Darkness; the rain poured down; the mire was deep;
It was past twelve on a mid-winter night,
When peaceful folk in beds lay snug asleep.
There, with much work to do before the light,
We lugged our clay-sucked boots, as best we might,
Along the trench: sometimes a bullet sang,
And droning shells burst with a horrid bang.
We were all soaked and wretched, chilled and splashed.
Darkness; and distant wink of guns that flashed.
I turned in the black ditch, hating the storm:
A rocket fizzed and fell to a steady flare,
And lit the face of what had been a form
Stumbling in mirk. He stood before me there;
I say that it was Christ; stiff in the glare,
And bending forward from his burdening task,
Both arms supporting it; his eyes on mine

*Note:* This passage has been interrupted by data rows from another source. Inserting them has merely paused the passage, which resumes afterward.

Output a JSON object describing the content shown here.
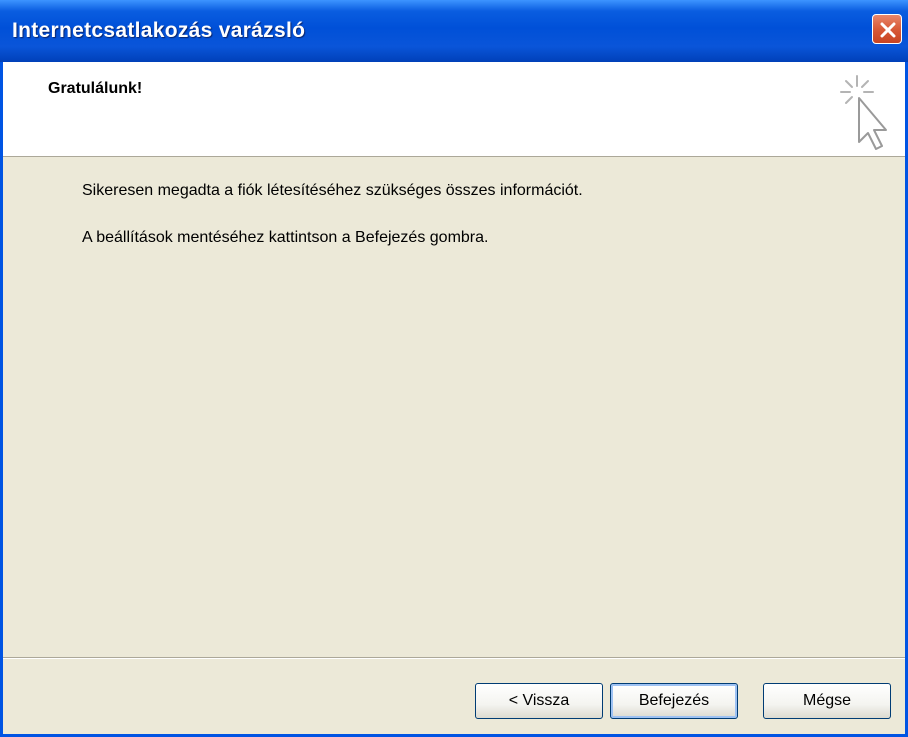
{
  "window": {
    "title": "Internetcsatlakozás varázsló"
  },
  "header": {
    "heading": "Gratulálunk!",
    "icon": "wizard-cursor-icon"
  },
  "body": {
    "line1": "Sikeresen megadta a fiók létesítéséhez szükséges összes információt.",
    "line2": "A beállítások mentéséhez kattintson a Befejezés gombra."
  },
  "buttons": {
    "back": "< Vissza",
    "finish": "Befejezés",
    "cancel": "Mégse"
  },
  "colors": {
    "titlebar": "#0a5de0",
    "close": "#d85a38",
    "dialog_bg": "#ece9d8"
  }
}
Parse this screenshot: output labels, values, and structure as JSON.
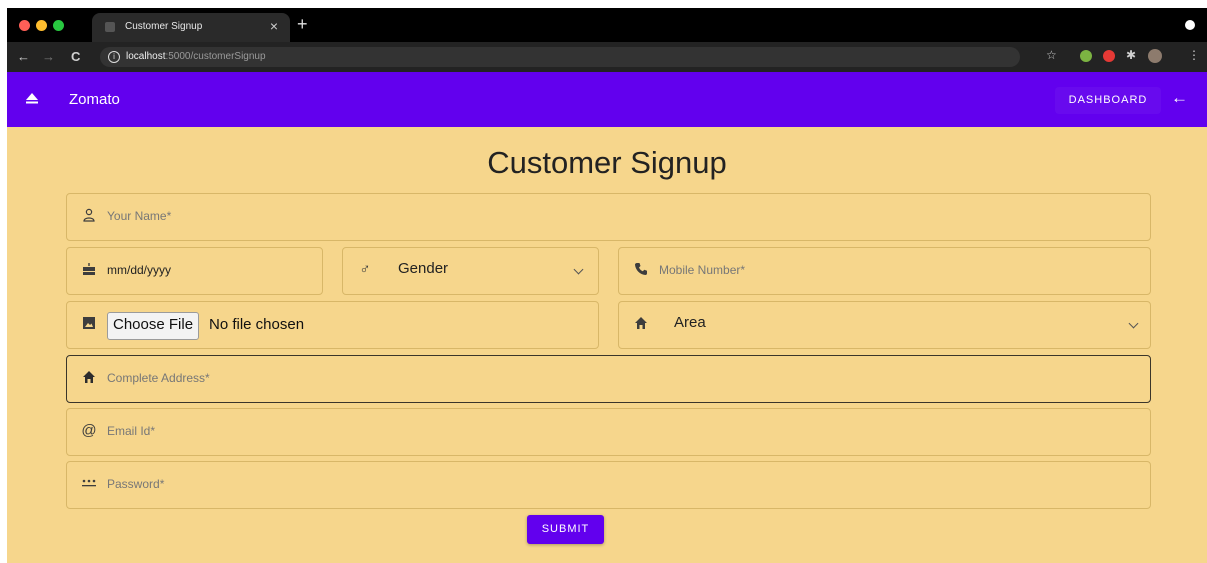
{
  "browser": {
    "tab_title": "Customer Signup",
    "tab_close": "×",
    "new_tab": "+",
    "url_host": "localhost",
    "url_path": ":5000/customerSignup"
  },
  "appbar": {
    "title": "Zomato",
    "dashboard_label": "DASHBOARD",
    "back_arrow": "←"
  },
  "form": {
    "title": "Customer Signup",
    "name_placeholder": "Your Name*",
    "dob_placeholder": "mm/dd/yyyy",
    "gender_value": "Gender",
    "mobile_placeholder": "Mobile Number*",
    "choose_file_label": "Choose File",
    "no_file_text": "No file chosen",
    "area_value": "Area",
    "address_placeholder": "Complete Address*",
    "email_placeholder": "Email Id*",
    "password_placeholder": "Password*",
    "submit_label": "SUBMIT"
  },
  "colors": {
    "primary": "#6200ee",
    "background": "#f6d68c"
  },
  "icons": {
    "name": "person-icon",
    "dob": "cake-icon",
    "gender": "male-icon",
    "mobile": "phone-icon",
    "image": "image-icon",
    "area": "home-icon",
    "address": "home-icon",
    "email": "at-icon",
    "password": "password-icon"
  }
}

Stared from the woeful head that seemed a mask
Of mortal pain in Hell’s unholy shrine.
No thorny crown, only a woollen cap
He wore, – and English soldier, white and strong,
Who loved his time like any simple chap,-
Good times of work and sport and homely song.
But now he only knows that nights are long,
And dawns a watching of the windowed sky;
He has renounced his happiness and ease,
And dimly in his passion he hopes to die,
That Brummagem be safe beyond the seas.
He faced me, reeling in his weariness,
Shouldering a load of plants, and almost beat.
I say that it was Christ who wrought to bless
All groping things with one evangel sweet,
Choosing a terrible path for his young feet.
The the flare died, and all grew black as pitch;
And we began to struggle along the ditch:
But in my heart I knew that I had seen
The suffering spirit of a world washed clean.
“The Redeemer,” First World War Poetry Digital Archive, accessed August 5, 2015, http://ww1lit.nsms.ox.ac.uk/ww1lit/items/show/10500.
This item is from The First World War Poetry Digital Archive, University of Oxford (www.oucs.ox.ac.uk/ww1lit)
This is taken from a manuscript written in pencil and is Sassoon’s first front-line poem, describing working parties at and near Festubert. This version differs slightly from that published in Collected Poems, 1908-1956, particularly the final two lines.